During the Aseres Yemei Teshuva this year, Rabbi Haber Shlit”a advised me to read the writings of Rav Tzaddok HaCohen, particularly Takanas HaShovin. Generally speaking, I read the Hasidic mystics the way the Rivash advises one read the Kabbalists – even if it’s from a known Mekubal – it’s still only a maybe.
As I read through it, some of his ideas stuck, some of them sounded crazy and some of them needed some time to mature in my mind. As I’ve been studying Nazir recently (siyum planned here) and one concept sticks out in my mind.
Screenshots of the text are below, but the basic concept, as far as I’m concerned, is that, while there is a general Torah wisdom that applies broadly to all Jews at all times – there is another, deeper wisdom that applies to specific individuals at specific times and places. This wisdom is not perceivable to everyone. It is the wisdom of the heart to which the children of Issachar merited.
This type of wisdom is called הפלאה (haflaa) and the פרשה of the נזיר was given to such a person. (The root is פלא)
The idea that despite the fact there are general laws of the Torah – it’s not all “one size fits all” and that there is room for an individual to discover his or her own path that cures what ails their individual soul – is expressed in the Nazir who sees something specific that moves him to change his way of life
I am reminded of the verse in Shoftim where Manoach asks for the name of the angel who has just told him that his son shall be a Nazir. The angel replies:
ויאמר לו מלאך י-הוה למה זה תשאל לשמי והוא פלאי
The angel of G-d replied: why do you ask for my name and it is felli.Judges 13:1
According to the commentators – פלאי is not the name of the angel – the angel is saying that his name is hidden and ever changing. It seems relevant that this is the angel sent to reveal to Manoach and his wife the specificity of their son’s life mission. The story of Samson is still bewildering to us all these years latter.

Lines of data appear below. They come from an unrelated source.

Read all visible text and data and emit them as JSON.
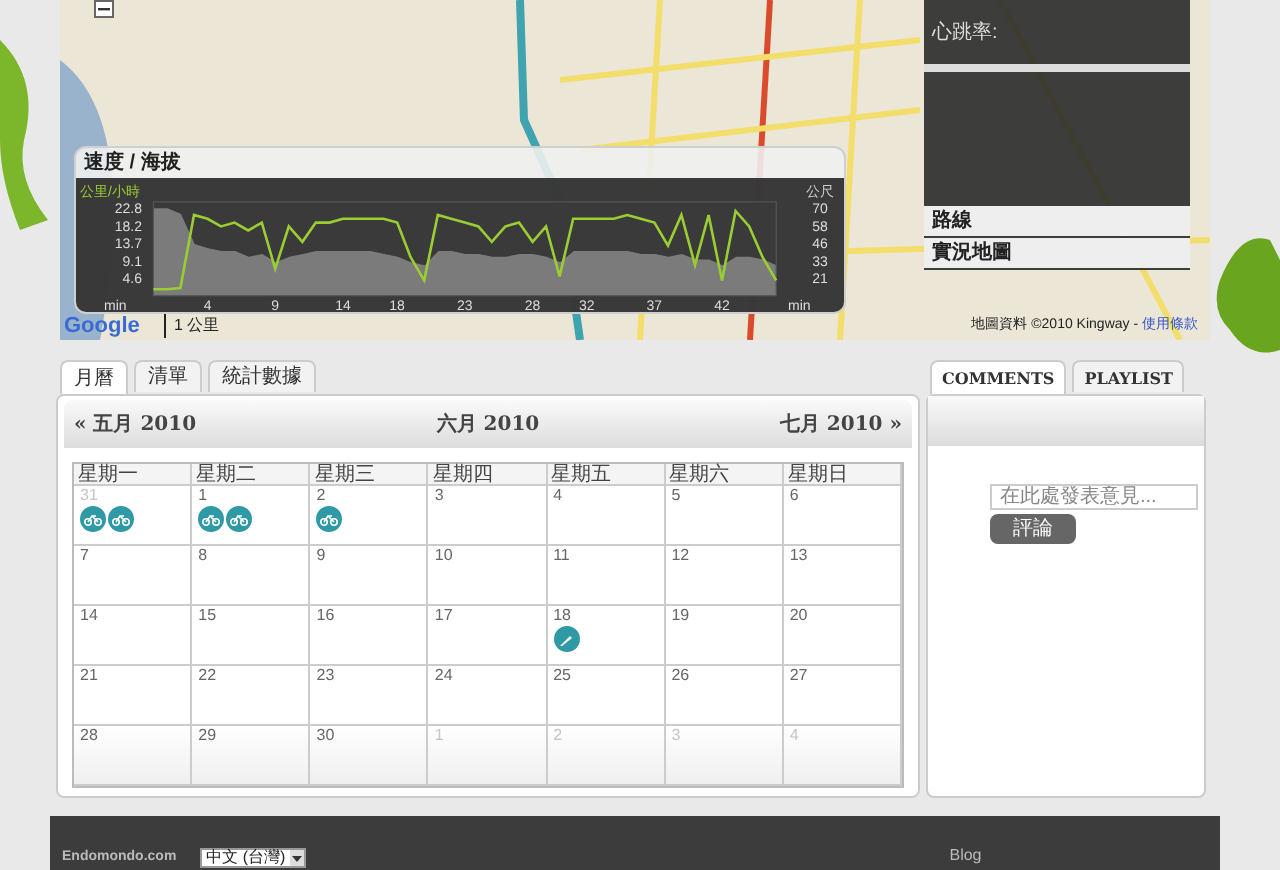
{
  "map": {
    "heart_rate_label": "心跳率:",
    "panel_items": [
      {
        "label": "路線"
      },
      {
        "label": "實況地圖"
      }
    ],
    "logo": "Google",
    "scale": "1 公里",
    "attribution": "地圖資料 ©2010 Kingway - ",
    "terms_link": "使用條款"
  },
  "speed_chart": {
    "title": "速度 / 海拔",
    "x_end_label": "min",
    "y2label": "公尺",
    "right_yticks": [
      "70",
      "58",
      "46",
      "33",
      "21"
    ],
    "chart_data": {
      "type": "line",
      "xlabel": "min",
      "ylabel": "公里/小時",
      "xlim": [
        0,
        46
      ],
      "ylim": [
        0,
        24.4
      ],
      "xticks": [
        4,
        9,
        14,
        18,
        23,
        28,
        32,
        37,
        42
      ],
      "yticks": [
        {
          "value": 4.6,
          "label": "4.6"
        },
        {
          "value": 9.1,
          "label": "9.1"
        },
        {
          "value": 13.7,
          "label": "13.7"
        },
        {
          "value": 18.2,
          "label": "18.2"
        },
        {
          "value": 22.8,
          "label": "22.8"
        }
      ],
      "x": [
        0,
        1,
        2,
        3,
        4,
        5,
        6,
        7,
        8,
        9,
        10,
        11,
        12,
        13,
        14,
        15,
        16,
        17,
        18,
        19,
        20,
        21,
        22,
        23,
        24,
        25,
        26,
        27,
        28,
        29,
        30,
        31,
        32,
        33,
        34,
        35,
        36,
        37,
        38,
        39,
        40,
        41,
        42,
        43,
        44,
        45,
        46
      ],
      "series": [
        {
          "color": "#9acd32",
          "values": [
            1.7,
            1.7,
            2,
            21,
            20,
            18,
            19,
            17,
            19,
            7,
            18,
            14,
            19,
            19,
            20,
            20,
            20,
            20,
            19,
            10,
            4,
            21,
            20,
            19,
            18,
            14,
            18,
            19,
            14,
            18,
            5,
            20,
            20,
            20,
            20,
            21,
            20,
            19,
            13,
            21,
            8,
            21,
            4,
            22,
            18,
            10,
            4
          ]
        }
      ]
    }
  },
  "tabs": [
    {
      "label": "月曆",
      "selected": true
    },
    {
      "label": "清單",
      "selected": false
    },
    {
      "label": "統計數據",
      "selected": false
    }
  ],
  "calendar": {
    "prev": "« 五月 2010",
    "current": "六月 2010",
    "next": "七月 2010 »",
    "weekdays": [
      "星期一",
      "星期二",
      "星期三",
      "星期四",
      "星期五",
      "星期六",
      "星期日"
    ],
    "weeks": [
      [
        {
          "day": "31",
          "muted": true,
          "workouts": [
            {
              "kind": "cycling"
            },
            {
              "kind": "cycling"
            }
          ]
        },
        {
          "day": "1",
          "muted": false,
          "workouts": [
            {
              "kind": "cycling"
            },
            {
              "kind": "cycling"
            }
          ]
        },
        {
          "day": "2",
          "muted": false,
          "workouts": [
            {
              "kind": "cycling"
            }
          ]
        },
        {
          "day": "3",
          "muted": false
        },
        {
          "day": "4",
          "muted": false
        },
        {
          "day": "5",
          "muted": false
        },
        {
          "day": "6",
          "muted": false
        }
      ],
      [
        {
          "day": "7",
          "muted": false
        },
        {
          "day": "8",
          "muted": false
        },
        {
          "day": "9",
          "muted": false
        },
        {
          "day": "10",
          "muted": false
        },
        {
          "day": "11",
          "muted": false
        },
        {
          "day": "12",
          "muted": false
        },
        {
          "day": "13",
          "muted": false
        }
      ],
      [
        {
          "day": "14",
          "muted": false
        },
        {
          "day": "15",
          "muted": false
        },
        {
          "day": "16",
          "muted": false
        },
        {
          "day": "17",
          "muted": false
        },
        {
          "day": "18",
          "muted": false,
          "workouts": [
            {
              "kind": "other"
            }
          ]
        },
        {
          "day": "19",
          "muted": false
        },
        {
          "day": "20",
          "muted": false
        }
      ],
      [
        {
          "day": "21",
          "muted": false
        },
        {
          "day": "22",
          "muted": false
        },
        {
          "day": "23",
          "muted": false
        },
        {
          "day": "24",
          "muted": false
        },
        {
          "day": "25",
          "muted": false
        },
        {
          "day": "26",
          "muted": false
        },
        {
          "day": "27",
          "muted": false
        }
      ],
      [
        {
          "day": "28",
          "muted": false
        },
        {
          "day": "29",
          "muted": false
        },
        {
          "day": "30",
          "muted": false
        },
        {
          "day": "1",
          "muted": true
        },
        {
          "day": "2",
          "muted": true
        },
        {
          "day": "3",
          "muted": true
        },
        {
          "day": "4",
          "muted": true
        }
      ]
    ]
  },
  "side_tabs": [
    {
      "label": "COMMENTS",
      "selected": true
    },
    {
      "label": "PLAYLIST",
      "selected": false
    }
  ],
  "comment": {
    "placeholder": "在此處發表意見...",
    "button": "評論"
  },
  "footer": {
    "site": "Endomondo.com",
    "language": "中文 (台灣)",
    "links": [
      "Blog"
    ]
  }
}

והוא פלאי – מכוסה תמיד הוא משתנה ואין ידוע למה משתנה היוםרש”י שם
May we all be zocheh to find the wisdom in our hearts and our own personal understanding of the Torah.